02/16/2006 Herding CATS
02/09/2006 An actors' studio
02/02/2006 A thing about love
01/26/2006 Spring theater season warming up
01/19/2006 Gearing up for the big night
01/12/2006 This Phantom is not a menace
01/05/2006 Jim Kelly, sci-fi writer and alternate historian
10th anniversary at Capitol Center
10 Ways To Survive The Audition
A Chorus Line
A Figaro Worth Cheering
A 'Living Newspaper' on stage
A tale of two wives
A Tribute To Music
Actorsingers Deliver On Superstar
Beauty and the Beast
Bedford Off-Broadway Gets Spooky
Being The Beatles, 1964 The Tribute
Bringing NYC to Wilton
Creating the venue from antiques
Crimes Of The Heart
Curtain to rise on Dana Center
Dana Center Takes Center Stage
Ensemble elevates Palace’s Godspell
From stage to the silver screen
Great play, too bad it’s over
Greater Tuna
Humble Boy
It’s cabaret, hear it sing, joke, tease
It's Child's Play
Jesus Christ Superstar
Kids Tackle Edgar Allan Poe
Local boy hits the big time, doesn’t lose his head
Lowell theater opens with a winner of a satire
Madco welcomes Boston actor-director
Meet John Sefel, Director
Meet Suzanne Delle, Yellow Taxi’s driver
Music Man to run three weekends
New Thalian Players
Palace announces 2005-06 season
Peterborough Players’ Solidarity is solid gold
Plaid (II)
Playing with man’s best friend
Proud of the Peacock
Racy, crazy blast at the Palace
Reviving His Passion
Robert Dionne, The man behind the Majestic

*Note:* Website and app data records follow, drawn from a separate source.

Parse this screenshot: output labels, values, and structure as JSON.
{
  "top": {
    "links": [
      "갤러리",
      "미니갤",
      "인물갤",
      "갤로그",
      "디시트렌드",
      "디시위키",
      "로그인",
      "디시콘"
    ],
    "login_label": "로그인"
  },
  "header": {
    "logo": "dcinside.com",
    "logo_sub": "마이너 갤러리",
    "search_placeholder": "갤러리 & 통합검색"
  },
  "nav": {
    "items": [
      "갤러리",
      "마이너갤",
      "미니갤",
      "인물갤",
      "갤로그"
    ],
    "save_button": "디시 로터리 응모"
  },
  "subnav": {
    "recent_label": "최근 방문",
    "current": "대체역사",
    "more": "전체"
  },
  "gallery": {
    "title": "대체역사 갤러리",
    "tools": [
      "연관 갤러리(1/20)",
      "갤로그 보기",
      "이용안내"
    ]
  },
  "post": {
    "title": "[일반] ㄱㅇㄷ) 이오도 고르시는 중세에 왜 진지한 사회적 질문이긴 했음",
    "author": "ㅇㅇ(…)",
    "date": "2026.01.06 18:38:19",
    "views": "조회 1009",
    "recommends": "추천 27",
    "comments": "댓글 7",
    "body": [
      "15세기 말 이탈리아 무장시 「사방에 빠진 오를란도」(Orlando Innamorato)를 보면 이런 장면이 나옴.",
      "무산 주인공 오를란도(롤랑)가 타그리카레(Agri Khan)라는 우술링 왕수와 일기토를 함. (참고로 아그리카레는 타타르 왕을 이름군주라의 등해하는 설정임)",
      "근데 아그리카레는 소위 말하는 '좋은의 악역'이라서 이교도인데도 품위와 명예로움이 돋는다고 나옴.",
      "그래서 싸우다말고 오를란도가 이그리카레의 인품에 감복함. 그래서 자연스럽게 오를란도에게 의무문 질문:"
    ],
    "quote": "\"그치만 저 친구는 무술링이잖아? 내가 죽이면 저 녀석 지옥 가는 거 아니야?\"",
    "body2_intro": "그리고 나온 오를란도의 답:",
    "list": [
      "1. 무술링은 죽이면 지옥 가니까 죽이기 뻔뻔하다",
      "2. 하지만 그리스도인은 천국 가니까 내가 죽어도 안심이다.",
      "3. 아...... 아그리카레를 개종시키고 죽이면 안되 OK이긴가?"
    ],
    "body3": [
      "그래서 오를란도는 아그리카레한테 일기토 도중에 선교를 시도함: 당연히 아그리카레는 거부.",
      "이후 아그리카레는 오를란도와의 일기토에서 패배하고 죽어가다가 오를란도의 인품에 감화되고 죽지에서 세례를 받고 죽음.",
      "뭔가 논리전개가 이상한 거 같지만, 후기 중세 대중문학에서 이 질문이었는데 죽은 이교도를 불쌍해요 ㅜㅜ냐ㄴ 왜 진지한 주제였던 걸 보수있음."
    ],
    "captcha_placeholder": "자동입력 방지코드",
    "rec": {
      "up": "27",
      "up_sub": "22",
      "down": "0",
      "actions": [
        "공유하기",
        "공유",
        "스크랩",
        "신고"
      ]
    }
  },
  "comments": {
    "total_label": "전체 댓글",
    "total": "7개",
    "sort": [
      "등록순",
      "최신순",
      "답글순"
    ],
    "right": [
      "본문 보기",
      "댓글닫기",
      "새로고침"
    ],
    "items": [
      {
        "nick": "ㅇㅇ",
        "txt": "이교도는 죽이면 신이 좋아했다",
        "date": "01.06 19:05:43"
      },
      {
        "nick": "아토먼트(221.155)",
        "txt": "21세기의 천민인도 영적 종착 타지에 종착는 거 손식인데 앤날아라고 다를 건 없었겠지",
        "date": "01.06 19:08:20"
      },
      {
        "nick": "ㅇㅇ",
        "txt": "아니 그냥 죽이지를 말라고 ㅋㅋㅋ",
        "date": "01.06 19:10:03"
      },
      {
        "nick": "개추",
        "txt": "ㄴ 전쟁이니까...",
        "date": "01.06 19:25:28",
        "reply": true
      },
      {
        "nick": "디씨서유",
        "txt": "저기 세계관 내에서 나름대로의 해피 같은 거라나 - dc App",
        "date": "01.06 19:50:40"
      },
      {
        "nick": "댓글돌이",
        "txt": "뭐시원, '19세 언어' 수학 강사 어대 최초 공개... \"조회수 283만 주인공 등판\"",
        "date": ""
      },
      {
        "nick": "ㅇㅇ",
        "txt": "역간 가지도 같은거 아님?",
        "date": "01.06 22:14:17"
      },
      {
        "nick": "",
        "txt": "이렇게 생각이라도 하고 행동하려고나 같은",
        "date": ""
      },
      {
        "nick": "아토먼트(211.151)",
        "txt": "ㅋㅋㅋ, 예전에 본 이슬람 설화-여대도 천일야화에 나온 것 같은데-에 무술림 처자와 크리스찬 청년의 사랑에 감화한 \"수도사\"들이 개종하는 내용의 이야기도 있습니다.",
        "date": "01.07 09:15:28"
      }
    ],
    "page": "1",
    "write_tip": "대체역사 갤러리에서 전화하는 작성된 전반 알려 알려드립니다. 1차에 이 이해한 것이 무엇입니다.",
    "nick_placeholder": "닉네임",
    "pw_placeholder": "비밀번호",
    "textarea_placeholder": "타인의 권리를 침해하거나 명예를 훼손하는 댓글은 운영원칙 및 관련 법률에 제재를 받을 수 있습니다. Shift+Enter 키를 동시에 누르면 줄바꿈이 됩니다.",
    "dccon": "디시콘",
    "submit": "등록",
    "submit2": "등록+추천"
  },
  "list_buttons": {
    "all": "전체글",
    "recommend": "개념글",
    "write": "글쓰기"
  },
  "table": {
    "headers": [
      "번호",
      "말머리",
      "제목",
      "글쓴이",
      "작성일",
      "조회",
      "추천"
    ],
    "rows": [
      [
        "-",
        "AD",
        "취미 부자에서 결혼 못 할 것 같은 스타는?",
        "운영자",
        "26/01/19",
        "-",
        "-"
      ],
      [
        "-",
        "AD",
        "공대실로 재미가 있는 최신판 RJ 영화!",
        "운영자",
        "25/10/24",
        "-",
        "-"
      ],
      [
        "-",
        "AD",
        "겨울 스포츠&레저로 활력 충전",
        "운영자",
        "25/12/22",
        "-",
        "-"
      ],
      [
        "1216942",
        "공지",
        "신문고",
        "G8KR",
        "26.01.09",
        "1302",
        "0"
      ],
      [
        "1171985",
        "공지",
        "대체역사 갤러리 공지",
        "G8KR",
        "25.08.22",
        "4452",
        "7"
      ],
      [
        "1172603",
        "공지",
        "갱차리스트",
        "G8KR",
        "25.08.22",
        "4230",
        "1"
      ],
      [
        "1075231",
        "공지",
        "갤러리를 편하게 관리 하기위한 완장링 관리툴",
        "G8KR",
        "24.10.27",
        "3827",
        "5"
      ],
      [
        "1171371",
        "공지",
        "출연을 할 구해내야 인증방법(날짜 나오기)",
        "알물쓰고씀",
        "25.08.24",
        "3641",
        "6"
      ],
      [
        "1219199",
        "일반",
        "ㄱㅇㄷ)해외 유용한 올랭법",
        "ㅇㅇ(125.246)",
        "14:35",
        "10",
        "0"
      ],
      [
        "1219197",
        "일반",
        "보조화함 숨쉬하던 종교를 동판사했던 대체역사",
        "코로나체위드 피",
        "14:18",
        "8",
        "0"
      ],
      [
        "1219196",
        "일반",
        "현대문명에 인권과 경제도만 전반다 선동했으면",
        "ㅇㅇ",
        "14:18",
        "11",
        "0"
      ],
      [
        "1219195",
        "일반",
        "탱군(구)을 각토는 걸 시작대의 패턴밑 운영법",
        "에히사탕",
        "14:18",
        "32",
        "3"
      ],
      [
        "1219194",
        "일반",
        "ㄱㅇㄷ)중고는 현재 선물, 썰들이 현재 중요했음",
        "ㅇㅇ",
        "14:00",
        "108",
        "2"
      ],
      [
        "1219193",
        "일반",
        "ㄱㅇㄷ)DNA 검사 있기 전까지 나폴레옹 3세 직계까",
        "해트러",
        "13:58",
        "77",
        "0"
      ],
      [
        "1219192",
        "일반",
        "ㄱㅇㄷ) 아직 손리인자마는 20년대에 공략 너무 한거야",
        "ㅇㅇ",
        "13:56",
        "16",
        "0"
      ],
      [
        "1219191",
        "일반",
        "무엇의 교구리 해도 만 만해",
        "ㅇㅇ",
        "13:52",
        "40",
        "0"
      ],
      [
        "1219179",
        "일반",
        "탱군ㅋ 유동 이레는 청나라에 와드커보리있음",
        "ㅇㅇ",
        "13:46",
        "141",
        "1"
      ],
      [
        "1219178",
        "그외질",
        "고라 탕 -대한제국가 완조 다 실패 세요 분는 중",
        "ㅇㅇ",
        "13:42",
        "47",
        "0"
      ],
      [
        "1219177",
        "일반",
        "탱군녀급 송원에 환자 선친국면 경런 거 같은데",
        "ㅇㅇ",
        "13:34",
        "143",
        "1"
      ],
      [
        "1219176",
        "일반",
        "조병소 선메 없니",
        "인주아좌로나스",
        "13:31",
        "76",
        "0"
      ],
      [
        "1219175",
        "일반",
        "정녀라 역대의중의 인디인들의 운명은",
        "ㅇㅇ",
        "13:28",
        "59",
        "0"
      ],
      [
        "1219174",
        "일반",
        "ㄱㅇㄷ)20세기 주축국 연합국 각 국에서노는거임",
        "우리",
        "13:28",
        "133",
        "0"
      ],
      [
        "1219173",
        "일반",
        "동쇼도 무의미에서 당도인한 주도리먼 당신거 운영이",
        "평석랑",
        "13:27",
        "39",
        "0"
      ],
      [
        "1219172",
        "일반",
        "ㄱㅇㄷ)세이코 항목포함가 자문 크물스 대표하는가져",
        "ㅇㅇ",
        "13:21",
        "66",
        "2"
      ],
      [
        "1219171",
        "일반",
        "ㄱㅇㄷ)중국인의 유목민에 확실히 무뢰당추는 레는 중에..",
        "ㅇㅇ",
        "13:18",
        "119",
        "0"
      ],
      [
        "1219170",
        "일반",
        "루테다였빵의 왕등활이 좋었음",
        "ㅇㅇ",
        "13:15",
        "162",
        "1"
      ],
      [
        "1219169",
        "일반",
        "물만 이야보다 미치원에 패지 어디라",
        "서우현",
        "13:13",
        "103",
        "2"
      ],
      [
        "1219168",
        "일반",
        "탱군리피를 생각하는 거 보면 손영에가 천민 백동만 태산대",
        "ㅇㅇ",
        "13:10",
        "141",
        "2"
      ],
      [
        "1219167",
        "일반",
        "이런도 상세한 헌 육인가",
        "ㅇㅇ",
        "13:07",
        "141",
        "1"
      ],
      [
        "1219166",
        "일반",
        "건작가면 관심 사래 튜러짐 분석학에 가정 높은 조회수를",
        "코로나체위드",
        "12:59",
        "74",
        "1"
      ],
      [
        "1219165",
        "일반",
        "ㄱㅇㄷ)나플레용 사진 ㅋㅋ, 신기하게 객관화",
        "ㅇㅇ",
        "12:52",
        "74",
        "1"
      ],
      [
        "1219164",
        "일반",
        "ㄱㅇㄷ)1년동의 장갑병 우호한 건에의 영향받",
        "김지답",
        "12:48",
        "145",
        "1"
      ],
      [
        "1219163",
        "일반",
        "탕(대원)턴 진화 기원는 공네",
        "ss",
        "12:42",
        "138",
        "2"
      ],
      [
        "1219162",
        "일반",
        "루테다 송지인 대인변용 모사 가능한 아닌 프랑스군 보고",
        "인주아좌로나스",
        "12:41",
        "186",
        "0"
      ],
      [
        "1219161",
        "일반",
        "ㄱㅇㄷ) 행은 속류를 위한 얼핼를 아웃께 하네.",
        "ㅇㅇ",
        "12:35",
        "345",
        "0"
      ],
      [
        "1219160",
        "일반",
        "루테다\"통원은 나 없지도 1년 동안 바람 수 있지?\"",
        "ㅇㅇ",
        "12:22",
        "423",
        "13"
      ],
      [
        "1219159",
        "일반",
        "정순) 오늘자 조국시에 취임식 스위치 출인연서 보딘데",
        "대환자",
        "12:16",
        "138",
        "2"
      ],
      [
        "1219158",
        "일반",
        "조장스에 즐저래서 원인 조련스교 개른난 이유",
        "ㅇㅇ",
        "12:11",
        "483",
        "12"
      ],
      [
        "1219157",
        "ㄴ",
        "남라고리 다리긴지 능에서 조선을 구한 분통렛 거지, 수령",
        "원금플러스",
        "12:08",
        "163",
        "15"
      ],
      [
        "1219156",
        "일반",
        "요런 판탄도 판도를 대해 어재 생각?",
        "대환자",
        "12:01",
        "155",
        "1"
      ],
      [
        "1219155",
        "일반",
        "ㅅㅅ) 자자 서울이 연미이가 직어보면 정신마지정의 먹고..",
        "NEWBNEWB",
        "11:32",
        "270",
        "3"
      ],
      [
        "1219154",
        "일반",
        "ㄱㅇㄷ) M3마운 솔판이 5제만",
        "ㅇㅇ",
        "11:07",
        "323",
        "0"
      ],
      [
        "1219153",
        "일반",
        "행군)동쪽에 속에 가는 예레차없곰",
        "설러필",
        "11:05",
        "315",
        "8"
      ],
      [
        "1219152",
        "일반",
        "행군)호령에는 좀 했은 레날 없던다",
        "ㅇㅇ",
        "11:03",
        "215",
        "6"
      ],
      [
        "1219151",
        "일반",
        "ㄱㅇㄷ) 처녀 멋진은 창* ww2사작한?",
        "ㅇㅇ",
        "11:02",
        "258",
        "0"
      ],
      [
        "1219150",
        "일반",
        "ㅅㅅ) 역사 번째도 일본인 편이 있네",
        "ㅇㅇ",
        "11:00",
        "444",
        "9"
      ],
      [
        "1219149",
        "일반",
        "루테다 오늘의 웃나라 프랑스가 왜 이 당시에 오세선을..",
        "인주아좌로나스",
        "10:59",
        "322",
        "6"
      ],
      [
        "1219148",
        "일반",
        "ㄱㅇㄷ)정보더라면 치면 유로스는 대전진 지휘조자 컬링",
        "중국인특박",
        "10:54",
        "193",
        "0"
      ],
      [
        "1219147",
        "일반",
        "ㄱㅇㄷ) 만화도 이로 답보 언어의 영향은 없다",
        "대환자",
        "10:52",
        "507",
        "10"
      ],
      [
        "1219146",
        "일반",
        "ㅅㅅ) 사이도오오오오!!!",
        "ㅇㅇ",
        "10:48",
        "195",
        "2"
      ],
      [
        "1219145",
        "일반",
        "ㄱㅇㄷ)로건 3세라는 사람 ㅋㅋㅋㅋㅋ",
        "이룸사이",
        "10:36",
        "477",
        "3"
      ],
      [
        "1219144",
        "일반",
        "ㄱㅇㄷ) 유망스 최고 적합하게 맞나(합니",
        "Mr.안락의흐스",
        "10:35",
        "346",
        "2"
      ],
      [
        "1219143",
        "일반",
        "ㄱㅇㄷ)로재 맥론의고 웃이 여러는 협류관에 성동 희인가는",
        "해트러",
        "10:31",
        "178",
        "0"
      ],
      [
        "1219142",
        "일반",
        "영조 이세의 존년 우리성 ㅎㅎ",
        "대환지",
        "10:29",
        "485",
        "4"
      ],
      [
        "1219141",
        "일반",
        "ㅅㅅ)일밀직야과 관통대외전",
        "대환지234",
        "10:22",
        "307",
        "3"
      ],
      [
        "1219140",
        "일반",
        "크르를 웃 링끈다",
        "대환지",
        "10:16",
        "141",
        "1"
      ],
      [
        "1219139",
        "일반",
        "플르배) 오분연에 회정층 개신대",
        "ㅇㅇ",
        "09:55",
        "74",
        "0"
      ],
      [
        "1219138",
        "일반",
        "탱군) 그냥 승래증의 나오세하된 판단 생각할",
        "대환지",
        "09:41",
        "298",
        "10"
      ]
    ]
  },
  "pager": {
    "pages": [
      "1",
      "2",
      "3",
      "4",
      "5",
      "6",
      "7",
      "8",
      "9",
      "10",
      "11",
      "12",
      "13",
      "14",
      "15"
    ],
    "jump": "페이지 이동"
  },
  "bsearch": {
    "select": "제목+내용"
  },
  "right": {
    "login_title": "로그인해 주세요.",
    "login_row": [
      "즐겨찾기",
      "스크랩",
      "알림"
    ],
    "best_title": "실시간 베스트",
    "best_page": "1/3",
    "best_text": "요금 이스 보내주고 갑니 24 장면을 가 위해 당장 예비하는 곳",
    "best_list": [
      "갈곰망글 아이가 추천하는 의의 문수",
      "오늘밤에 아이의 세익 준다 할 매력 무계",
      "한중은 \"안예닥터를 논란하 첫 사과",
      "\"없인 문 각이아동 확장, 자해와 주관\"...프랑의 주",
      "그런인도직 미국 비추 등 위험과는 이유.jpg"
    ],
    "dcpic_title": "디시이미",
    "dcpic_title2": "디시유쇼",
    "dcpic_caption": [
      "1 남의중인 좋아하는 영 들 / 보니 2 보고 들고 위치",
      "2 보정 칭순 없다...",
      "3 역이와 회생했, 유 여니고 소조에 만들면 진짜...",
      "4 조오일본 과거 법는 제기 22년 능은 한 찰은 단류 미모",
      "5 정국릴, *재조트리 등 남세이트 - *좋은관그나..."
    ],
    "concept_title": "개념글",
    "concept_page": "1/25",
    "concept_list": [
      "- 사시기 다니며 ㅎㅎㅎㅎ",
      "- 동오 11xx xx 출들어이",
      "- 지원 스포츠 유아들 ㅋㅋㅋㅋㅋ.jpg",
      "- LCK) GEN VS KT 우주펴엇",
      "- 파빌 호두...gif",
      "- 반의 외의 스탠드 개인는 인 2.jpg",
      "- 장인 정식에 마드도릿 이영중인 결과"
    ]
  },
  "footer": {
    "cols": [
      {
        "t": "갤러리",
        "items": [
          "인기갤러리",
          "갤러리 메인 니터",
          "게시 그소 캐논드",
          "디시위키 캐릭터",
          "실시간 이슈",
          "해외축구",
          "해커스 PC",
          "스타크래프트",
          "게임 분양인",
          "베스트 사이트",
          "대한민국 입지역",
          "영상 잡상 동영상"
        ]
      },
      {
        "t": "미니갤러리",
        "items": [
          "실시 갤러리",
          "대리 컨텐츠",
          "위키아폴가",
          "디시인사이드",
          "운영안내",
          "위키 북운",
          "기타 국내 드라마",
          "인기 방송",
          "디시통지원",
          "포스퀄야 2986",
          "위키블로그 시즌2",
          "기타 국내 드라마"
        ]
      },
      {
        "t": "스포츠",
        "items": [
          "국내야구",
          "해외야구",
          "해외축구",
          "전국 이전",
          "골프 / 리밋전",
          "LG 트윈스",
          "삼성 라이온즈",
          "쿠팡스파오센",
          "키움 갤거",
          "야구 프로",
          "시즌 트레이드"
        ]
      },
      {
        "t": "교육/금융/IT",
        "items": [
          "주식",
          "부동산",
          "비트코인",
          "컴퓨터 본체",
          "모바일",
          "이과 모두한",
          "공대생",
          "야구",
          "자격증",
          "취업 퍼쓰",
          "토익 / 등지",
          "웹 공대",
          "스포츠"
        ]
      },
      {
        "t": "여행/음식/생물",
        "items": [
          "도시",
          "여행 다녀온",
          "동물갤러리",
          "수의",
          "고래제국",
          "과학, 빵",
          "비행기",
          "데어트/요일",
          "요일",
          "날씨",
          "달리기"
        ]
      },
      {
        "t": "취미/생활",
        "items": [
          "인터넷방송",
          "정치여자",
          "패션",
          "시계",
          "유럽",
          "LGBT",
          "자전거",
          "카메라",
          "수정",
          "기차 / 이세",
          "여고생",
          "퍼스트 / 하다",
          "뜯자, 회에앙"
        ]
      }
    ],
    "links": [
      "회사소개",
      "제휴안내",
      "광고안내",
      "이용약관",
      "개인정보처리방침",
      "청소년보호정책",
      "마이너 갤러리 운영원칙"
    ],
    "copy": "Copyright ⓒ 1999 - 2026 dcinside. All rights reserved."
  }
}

Rosemary Dann
Secrets Every Smart Traveler Should Know
Short-Attention Span Theater
Side Show
Sideshow slips sideways
Spending The Summer On Stage
Stages of learning
Steel Magnolias
Suessical: The Musical
Theater Of The Imagination
Theater Kids Without A School
Theater in the park draws big
The Drawer Boy
The Festival
The Five best shows of 2005
The Prisoner Of Second Avenue
The Russian/American Kids Circus
The Senator Wore Pantyhose
The Tony Awards, they're grrrrreat
The Warmth Of The Cold
Three nights, three shows at the Palace

Under the Caribbean with the little mermaid

Wake up to ‘night Mother